*Exercise:* From the entries that follow, copy each line in which "username" appears.

── Data excerpts

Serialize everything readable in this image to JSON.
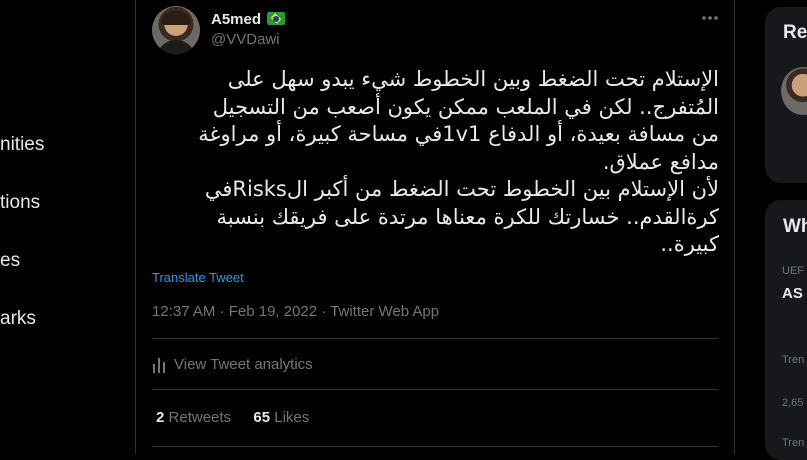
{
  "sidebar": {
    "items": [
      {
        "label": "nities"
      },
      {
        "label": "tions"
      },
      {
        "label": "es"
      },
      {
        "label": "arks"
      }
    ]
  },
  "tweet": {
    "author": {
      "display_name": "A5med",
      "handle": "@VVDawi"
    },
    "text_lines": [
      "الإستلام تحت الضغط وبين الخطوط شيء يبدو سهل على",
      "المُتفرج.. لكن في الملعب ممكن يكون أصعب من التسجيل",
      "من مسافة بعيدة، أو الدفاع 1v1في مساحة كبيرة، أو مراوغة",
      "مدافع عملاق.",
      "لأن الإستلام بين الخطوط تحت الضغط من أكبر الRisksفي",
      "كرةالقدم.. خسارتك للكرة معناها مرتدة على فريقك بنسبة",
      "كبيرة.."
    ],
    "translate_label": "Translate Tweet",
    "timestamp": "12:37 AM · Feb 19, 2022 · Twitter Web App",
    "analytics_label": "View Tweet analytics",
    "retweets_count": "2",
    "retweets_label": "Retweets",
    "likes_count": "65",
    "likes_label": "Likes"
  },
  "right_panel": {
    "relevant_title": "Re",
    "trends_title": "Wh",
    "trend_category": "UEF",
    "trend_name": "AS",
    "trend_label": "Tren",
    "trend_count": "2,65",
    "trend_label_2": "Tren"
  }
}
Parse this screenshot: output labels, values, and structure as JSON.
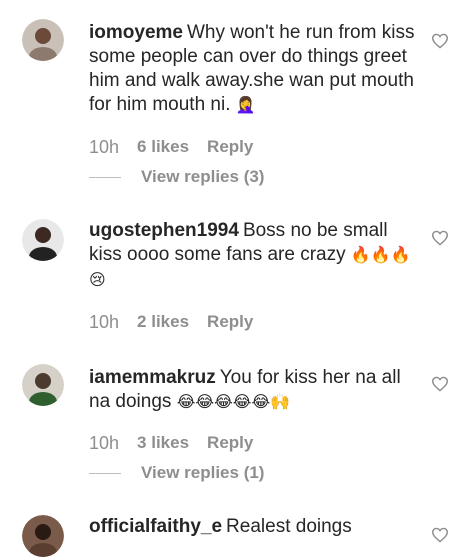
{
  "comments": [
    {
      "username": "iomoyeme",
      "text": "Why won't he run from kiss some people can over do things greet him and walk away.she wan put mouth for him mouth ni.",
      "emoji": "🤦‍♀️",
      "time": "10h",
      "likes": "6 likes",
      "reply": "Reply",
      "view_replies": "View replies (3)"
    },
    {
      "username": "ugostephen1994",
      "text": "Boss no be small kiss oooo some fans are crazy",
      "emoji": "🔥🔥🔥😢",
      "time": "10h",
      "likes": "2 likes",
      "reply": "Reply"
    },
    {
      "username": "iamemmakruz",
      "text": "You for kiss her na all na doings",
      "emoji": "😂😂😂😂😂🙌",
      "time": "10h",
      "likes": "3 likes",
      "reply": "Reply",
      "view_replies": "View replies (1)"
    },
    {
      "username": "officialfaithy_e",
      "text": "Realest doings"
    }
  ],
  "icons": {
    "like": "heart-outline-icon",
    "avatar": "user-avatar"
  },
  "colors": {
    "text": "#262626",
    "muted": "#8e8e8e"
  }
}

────

*Output below:*
      "username": "iomoyeme",
      "username": "ugostephen1994",
      "username": "iamemmakruz",
      "username": "officialfaithy_e",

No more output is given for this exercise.